The Fight to Close Attica Continues
From New York Amsterdam News:
By KORI TUITT Special to the AmNews
The Attica Correctional Facility in Wyoming County, N.Y., is infamously known for the 1971 riot by inmates demanding better treatment. Inmates held 40 correction officers hostage for five days, which ultimately resulted in a massacre by New York State Police. The gunfire left 39 people killed, including 10 guards.
Still ongoing is a grassroots movement push to shut down the infamous prison. A few months ago, the Sept. 14 Coalition to End Mass Incarceration and Close Attica met with Deputy Security for Public Safety of New York state Elizabeth Glazer, who represented Gov. Andrew Cuomo’s office, to discuss the closing of the correctional facility in Wyoming County.
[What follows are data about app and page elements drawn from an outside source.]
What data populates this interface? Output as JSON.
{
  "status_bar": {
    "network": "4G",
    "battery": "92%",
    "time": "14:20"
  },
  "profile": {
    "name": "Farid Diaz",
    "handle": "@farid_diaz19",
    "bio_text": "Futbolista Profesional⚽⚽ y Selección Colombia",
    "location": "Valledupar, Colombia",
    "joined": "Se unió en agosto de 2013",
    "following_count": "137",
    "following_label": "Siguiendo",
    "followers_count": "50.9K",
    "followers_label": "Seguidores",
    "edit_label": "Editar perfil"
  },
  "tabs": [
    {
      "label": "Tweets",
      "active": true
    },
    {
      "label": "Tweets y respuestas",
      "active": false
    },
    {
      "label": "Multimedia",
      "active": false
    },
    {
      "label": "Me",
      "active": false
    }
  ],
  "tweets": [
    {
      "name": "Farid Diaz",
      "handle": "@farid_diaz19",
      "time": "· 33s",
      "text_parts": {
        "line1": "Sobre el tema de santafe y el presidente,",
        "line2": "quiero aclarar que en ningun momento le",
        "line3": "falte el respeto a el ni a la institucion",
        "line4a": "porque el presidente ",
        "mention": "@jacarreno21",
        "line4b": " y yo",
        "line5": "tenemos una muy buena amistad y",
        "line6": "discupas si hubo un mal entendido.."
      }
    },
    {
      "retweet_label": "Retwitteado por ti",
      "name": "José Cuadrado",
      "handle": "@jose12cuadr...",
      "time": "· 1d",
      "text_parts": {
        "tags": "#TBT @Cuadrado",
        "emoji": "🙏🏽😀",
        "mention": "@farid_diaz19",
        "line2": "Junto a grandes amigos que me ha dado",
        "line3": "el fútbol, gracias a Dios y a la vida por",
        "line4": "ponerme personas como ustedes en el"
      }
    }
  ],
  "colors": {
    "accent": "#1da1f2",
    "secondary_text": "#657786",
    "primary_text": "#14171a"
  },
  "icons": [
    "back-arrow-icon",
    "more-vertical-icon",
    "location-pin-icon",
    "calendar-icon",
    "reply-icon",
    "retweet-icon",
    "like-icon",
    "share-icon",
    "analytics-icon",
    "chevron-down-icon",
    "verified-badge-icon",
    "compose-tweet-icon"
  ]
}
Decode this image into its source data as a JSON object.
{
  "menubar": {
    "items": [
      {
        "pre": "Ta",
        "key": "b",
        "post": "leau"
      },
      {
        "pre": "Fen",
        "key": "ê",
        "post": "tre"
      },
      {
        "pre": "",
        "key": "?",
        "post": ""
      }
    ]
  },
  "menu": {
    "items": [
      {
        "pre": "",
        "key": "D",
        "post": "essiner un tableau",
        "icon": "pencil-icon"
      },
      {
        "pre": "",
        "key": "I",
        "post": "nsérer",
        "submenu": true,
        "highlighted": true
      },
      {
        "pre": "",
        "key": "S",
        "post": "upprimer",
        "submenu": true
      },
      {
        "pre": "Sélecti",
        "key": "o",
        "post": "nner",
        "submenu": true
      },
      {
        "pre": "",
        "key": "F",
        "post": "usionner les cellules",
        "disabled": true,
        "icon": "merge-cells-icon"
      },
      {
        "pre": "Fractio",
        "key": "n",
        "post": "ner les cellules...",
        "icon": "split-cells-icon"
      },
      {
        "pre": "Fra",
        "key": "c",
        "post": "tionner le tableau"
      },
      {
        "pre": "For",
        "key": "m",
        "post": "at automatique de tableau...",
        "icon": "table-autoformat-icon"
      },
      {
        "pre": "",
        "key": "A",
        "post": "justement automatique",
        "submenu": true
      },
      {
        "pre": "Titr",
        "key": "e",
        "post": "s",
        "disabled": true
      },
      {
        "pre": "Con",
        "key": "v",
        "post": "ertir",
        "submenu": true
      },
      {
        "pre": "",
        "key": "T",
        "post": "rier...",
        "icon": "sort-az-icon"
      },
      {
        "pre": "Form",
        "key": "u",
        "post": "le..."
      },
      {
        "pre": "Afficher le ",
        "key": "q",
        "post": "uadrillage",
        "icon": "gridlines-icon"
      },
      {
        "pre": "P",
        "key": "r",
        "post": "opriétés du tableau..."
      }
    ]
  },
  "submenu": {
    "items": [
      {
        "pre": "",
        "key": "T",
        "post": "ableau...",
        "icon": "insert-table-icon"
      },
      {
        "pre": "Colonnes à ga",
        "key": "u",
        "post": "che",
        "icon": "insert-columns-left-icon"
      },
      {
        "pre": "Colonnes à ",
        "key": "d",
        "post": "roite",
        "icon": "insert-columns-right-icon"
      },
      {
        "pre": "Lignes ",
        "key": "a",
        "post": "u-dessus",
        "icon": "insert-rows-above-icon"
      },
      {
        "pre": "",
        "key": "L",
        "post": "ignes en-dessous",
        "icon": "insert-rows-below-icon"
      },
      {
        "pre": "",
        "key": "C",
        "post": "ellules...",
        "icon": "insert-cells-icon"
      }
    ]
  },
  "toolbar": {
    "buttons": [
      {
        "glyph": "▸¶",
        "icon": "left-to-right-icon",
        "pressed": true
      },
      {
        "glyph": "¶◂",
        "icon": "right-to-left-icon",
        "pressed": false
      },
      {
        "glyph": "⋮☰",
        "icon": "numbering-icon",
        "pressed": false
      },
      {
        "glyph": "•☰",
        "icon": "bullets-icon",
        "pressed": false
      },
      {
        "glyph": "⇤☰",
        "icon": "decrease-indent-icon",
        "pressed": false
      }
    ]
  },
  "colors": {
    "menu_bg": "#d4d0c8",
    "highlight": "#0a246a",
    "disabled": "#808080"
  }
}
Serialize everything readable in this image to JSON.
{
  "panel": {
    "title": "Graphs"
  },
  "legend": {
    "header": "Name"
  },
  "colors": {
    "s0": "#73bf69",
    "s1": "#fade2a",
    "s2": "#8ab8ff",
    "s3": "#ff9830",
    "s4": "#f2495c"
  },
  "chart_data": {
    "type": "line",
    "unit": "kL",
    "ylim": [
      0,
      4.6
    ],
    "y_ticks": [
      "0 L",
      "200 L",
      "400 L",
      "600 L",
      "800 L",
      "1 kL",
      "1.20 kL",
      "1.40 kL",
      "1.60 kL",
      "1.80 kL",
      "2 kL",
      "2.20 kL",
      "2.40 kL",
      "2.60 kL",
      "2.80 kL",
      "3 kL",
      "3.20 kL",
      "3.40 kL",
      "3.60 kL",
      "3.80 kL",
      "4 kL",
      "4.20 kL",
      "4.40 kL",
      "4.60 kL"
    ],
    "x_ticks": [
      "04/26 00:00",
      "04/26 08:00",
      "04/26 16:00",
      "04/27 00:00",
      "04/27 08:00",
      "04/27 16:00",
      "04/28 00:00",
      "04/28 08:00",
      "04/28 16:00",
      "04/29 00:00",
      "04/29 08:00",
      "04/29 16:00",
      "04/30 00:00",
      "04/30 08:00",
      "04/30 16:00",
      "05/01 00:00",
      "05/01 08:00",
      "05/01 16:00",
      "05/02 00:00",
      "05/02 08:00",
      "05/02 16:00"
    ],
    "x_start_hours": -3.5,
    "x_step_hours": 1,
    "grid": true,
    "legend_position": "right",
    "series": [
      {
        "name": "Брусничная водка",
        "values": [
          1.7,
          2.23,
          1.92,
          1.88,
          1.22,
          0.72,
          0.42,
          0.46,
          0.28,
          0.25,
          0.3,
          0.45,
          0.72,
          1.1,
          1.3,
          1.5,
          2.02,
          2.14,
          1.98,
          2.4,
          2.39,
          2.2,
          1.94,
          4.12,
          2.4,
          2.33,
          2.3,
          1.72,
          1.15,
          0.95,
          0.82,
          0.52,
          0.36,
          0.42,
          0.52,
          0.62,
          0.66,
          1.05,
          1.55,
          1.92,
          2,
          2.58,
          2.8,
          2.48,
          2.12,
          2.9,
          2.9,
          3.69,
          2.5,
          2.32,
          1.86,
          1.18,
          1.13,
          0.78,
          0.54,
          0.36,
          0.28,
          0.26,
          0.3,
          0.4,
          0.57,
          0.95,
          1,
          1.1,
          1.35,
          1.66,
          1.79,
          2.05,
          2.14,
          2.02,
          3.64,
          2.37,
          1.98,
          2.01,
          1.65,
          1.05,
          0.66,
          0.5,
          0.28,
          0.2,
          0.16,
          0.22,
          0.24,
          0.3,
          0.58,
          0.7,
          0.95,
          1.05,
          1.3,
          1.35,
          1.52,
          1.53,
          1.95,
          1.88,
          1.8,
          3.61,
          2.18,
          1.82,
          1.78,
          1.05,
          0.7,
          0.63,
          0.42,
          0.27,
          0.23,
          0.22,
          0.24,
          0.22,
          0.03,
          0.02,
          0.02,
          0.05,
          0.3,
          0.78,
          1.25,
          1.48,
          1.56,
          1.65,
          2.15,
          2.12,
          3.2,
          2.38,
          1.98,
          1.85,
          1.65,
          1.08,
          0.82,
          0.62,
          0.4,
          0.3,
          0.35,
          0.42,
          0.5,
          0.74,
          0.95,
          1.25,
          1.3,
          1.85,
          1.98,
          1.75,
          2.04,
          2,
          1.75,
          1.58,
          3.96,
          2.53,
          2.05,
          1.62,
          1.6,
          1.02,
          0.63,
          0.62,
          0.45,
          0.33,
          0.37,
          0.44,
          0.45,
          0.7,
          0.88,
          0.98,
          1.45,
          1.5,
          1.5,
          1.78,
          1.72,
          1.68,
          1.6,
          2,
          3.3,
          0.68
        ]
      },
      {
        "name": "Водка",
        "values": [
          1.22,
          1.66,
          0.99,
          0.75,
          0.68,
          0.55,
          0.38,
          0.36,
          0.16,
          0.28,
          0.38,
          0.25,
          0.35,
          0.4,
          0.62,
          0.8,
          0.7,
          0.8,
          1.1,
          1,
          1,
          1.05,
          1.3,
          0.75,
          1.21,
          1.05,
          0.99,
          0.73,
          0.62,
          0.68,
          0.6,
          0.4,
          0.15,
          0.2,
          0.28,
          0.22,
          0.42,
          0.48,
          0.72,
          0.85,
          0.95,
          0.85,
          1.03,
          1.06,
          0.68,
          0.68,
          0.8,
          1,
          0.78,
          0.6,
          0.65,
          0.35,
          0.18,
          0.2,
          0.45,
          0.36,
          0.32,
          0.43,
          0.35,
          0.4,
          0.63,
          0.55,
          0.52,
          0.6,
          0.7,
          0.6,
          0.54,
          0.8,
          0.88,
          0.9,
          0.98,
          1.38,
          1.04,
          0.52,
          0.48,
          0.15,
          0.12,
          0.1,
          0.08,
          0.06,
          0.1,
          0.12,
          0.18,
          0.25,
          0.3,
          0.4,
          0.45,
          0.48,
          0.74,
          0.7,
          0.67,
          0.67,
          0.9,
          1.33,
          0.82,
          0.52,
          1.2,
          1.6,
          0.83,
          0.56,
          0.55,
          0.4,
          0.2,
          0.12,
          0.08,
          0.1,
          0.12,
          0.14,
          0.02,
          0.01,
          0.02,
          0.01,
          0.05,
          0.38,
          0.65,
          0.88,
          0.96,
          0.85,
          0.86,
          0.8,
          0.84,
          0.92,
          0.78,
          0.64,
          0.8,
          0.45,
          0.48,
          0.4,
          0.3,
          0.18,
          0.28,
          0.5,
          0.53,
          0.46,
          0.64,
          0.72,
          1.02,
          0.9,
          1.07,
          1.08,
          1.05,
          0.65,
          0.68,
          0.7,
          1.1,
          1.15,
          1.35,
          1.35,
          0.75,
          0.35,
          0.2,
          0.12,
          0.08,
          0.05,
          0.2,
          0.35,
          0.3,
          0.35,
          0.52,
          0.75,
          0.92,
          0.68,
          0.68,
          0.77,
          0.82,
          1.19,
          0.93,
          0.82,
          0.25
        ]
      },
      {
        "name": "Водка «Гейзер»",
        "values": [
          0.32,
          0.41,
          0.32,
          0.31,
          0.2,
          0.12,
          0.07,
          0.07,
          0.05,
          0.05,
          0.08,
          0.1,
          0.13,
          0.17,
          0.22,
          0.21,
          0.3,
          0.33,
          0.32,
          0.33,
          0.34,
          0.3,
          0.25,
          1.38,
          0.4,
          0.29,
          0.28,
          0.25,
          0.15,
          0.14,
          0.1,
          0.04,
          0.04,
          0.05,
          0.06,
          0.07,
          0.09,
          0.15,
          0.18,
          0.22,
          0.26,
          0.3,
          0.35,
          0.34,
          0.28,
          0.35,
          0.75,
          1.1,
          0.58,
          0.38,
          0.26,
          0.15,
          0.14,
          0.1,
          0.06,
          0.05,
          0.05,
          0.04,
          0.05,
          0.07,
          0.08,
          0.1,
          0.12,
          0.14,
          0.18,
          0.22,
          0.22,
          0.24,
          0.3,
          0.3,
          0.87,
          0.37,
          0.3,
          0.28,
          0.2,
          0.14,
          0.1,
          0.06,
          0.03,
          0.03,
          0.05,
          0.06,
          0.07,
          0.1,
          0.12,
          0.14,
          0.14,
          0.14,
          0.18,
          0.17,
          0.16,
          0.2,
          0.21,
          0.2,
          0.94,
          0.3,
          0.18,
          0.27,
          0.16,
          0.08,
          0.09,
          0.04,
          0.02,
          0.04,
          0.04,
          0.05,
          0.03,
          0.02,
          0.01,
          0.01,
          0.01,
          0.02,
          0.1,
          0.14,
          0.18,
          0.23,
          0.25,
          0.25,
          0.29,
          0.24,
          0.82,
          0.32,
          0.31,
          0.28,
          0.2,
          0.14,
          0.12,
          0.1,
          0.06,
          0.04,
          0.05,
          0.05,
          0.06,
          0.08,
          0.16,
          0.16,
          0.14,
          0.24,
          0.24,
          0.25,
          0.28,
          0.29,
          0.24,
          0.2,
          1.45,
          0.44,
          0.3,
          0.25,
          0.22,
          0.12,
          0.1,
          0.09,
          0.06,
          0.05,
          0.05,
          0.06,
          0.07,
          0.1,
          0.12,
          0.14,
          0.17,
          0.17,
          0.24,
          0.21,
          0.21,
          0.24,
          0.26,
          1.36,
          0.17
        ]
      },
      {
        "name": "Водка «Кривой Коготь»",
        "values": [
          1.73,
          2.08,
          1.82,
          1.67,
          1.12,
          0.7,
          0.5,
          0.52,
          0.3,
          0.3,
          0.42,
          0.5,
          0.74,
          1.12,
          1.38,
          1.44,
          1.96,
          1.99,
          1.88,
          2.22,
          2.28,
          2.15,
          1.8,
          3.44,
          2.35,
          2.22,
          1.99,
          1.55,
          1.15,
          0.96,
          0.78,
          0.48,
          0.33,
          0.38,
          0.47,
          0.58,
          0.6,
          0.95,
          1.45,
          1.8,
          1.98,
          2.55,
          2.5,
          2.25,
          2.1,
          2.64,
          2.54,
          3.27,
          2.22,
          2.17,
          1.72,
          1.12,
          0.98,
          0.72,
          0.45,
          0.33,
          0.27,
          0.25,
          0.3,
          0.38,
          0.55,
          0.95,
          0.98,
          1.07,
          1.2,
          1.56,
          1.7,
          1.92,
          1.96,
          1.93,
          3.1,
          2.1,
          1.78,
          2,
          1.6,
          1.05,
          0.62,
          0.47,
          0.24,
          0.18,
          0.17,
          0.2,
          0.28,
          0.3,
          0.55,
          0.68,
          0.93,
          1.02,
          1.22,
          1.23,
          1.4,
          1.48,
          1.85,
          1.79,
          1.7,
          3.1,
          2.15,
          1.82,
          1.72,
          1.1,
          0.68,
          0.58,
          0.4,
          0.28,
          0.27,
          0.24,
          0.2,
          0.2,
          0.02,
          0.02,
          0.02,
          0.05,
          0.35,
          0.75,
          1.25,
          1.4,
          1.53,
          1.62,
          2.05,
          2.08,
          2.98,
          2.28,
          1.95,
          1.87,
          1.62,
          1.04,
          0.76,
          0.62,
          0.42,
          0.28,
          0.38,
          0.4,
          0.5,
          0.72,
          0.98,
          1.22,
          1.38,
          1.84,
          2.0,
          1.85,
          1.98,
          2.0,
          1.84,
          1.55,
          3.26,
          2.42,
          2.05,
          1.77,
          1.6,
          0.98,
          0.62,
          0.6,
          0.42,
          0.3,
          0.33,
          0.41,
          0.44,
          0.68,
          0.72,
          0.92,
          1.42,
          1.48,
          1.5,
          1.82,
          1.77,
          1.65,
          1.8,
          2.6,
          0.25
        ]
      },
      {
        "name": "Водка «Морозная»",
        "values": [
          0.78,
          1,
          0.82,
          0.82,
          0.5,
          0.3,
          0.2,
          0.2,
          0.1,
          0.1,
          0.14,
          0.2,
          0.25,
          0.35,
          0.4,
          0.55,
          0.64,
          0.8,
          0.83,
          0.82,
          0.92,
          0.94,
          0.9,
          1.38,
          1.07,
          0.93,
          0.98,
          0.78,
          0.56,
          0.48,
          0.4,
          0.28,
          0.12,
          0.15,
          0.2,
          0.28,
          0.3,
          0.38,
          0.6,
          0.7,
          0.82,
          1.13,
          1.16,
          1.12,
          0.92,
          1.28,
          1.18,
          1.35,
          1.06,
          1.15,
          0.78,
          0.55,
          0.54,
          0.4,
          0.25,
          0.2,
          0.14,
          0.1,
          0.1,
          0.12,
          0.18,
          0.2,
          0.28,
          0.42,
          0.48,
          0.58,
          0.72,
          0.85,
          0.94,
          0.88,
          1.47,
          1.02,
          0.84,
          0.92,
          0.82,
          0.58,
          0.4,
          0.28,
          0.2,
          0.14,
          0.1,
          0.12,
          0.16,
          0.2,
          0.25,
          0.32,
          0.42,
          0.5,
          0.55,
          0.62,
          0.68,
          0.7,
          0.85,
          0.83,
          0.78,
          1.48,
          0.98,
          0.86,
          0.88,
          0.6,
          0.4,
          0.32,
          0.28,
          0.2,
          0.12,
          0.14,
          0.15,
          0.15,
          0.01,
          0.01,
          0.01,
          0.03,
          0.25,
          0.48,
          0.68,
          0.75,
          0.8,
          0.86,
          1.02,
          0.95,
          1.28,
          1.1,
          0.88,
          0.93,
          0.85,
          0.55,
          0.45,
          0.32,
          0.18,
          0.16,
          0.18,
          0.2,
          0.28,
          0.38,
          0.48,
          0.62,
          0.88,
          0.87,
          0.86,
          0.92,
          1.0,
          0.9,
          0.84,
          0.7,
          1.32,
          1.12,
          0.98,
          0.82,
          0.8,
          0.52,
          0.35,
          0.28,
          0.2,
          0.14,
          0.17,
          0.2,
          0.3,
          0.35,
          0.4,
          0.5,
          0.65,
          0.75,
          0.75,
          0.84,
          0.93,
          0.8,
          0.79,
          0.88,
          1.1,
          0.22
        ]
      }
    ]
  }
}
“Many of these prisoners don’t need to be in maximum security prison,” Ross said, “so if they were to be reclassified, they wouldn’t be in maximum security prisons, and Attica could be closed.”
Executive Director of the Correctional Association of New York Soffiyah Elijah also said reclassification would be a solution. Elijah added that the incarcerated get classified based on the nature of their offense and whether they have a record—and that classification sticks with them. She suggested periodical reviews of the incarcerated, giving them the opportunity to be reclassified and relocated. The problem, she said, is that “the system currently is not set up to reclassify anyone.”
Lewis Webb Jr. of the American Friends Service Committee also attended the meeting with the governor’s office. Webb said that aside from the killings that took place in 1971 at Attica, the prison is far from the New York City area, where most of the inmates are from, making visitations more difficult.
When Cassidy Green learned that she was pregnant, she and her husband didn’t discuss cribs, co-sleeping, or even diapers. Instead, they worried about more basic and immediate challenges, like whether Green would be able to spend more than a few days with her baby. Green was in prison, 9 years into a 15-year prison sentence [...]Read More
The Correctional Association of New York (“the CA”) is an independent, non-profit organization founded by concerned citizens in 1844 and granted unique authority by the New York State Legislature to inspect prisons and report its findings and recommendations to the legislature, the public and the press. Through monitoring, research, public education and policy recommendations, the [...]Read More
Reports & Research
“Solitary at Southport: A 2017 Report Based Upon the Correctional Association’s Visits, Data Analysis, & First-Hand Accounts of the Torture of Solitary Confinement from One of New York’s Supermax Prisons”
“The isolation itself is torture. Mentally and emotionally, it breaks you down. Spiritually it strips you. The way it is built is to break you down as a person and push your family away.” From “Solitary at Southport” Solitary confinement is torture. New York State subjects people to solitary confinement and other forms of isolation [...]Read More